Education and the Freedom of Man

Author Affiliations

Ithaca, N.Y.

JAMA. 1962;180(11):936-939. doi:10.1001/jama.1962.03050240032007

IN CASE you are concerned by the broad scope of my subject, to inaugurate a session devoted to "International Educational Exchange in Medicine," let me assure you that this was the suggestion of your Council's Secretary—not an hallucination of grandeur on my part. Yet I assume the task without trepidation, in this year of 1962, which finds the American people caught up in the fast swirl of mounting problems on every front, when the common man is called upon by his very citizenship to be educated in many a direction, if freedom is to be maintained.

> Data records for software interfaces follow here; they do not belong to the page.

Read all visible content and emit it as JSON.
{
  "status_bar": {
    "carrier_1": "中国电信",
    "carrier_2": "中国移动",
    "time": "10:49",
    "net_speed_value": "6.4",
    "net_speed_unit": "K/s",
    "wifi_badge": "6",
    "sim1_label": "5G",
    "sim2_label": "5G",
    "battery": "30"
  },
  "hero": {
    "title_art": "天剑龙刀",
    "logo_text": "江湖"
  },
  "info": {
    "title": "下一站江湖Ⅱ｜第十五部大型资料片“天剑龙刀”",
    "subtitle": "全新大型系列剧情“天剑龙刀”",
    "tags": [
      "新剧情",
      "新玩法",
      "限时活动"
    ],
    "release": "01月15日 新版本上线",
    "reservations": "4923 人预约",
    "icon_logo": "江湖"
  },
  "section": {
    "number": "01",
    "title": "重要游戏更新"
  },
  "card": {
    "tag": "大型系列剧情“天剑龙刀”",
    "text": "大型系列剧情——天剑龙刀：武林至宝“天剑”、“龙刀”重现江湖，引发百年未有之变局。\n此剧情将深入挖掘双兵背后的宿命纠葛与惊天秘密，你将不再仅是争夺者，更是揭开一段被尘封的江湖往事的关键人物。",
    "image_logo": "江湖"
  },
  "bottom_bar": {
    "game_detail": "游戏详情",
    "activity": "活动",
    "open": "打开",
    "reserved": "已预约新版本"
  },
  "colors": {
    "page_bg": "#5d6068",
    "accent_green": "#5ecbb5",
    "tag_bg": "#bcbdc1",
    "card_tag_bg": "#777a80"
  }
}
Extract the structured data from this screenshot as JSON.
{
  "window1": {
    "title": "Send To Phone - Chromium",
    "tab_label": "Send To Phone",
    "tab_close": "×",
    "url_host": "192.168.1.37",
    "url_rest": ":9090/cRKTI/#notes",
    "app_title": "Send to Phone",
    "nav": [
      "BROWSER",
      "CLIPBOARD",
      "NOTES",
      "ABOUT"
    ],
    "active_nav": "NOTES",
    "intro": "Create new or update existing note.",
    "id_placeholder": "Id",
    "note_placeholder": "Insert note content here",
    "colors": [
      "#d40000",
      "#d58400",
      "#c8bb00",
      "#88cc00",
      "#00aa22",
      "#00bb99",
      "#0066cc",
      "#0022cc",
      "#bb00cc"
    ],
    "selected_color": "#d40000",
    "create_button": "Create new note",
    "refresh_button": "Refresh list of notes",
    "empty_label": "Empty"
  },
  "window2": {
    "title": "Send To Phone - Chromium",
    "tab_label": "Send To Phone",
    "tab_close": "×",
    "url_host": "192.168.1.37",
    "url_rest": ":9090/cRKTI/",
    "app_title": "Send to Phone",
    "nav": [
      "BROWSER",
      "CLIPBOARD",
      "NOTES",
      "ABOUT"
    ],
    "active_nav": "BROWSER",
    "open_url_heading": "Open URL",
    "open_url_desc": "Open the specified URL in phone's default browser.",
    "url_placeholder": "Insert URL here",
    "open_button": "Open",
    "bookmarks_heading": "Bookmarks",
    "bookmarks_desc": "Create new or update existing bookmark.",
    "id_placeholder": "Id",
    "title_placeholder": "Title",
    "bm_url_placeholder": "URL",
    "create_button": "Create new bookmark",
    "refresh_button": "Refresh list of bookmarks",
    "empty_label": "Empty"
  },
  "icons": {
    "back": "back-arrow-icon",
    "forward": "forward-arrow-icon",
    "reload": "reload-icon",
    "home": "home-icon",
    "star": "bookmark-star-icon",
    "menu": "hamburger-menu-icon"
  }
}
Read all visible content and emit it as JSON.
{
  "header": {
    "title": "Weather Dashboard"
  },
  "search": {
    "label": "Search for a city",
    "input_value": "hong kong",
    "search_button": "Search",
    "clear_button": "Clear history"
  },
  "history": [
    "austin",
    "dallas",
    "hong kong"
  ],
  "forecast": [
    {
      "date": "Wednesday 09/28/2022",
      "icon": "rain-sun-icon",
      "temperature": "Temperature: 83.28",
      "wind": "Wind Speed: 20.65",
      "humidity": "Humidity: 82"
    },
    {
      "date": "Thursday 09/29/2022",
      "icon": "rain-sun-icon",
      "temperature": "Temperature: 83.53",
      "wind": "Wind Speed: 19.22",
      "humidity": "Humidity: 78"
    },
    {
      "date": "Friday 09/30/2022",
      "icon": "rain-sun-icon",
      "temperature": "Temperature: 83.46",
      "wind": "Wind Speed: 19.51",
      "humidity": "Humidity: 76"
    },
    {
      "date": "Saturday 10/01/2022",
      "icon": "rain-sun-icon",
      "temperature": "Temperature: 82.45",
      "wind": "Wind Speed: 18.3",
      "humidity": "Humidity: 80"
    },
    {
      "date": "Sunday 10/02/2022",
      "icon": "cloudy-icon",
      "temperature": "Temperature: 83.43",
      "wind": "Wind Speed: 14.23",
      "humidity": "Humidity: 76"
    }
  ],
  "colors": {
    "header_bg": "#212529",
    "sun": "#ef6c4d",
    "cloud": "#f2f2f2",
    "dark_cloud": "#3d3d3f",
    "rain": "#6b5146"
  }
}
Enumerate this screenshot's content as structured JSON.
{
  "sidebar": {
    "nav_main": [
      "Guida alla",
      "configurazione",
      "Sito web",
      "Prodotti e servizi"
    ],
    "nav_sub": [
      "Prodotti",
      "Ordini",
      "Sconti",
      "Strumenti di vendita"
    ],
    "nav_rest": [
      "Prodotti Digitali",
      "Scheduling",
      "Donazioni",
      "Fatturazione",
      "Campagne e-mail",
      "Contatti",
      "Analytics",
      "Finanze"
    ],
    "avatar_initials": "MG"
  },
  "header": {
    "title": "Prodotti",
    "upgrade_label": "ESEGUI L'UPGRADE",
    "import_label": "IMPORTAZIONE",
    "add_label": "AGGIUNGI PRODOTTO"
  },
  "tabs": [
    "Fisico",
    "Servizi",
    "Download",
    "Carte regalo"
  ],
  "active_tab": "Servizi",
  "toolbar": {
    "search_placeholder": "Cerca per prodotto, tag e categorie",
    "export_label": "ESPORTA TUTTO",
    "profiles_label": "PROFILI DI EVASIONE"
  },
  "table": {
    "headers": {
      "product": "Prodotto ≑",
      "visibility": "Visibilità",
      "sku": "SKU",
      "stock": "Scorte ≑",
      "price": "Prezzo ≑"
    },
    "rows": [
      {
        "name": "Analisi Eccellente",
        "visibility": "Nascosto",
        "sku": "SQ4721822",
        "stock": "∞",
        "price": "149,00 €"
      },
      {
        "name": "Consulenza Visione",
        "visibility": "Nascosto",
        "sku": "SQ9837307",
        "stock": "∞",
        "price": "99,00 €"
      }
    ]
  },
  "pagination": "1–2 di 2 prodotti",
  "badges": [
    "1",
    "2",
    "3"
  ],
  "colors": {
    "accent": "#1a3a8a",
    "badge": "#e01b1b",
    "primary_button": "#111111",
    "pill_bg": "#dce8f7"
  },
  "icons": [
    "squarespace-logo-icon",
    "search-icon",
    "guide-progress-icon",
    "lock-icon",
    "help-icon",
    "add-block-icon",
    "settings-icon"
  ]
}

To be sure, the medical profession is keeping our nerve-taut bodies alive by ingenious prescriptions of antibiotics and sedatives; yet there is apparently in medical lore no potion to sharpen the mind to sensitivity to our national and international perils. This is the task of general education, apart from all of the specialties which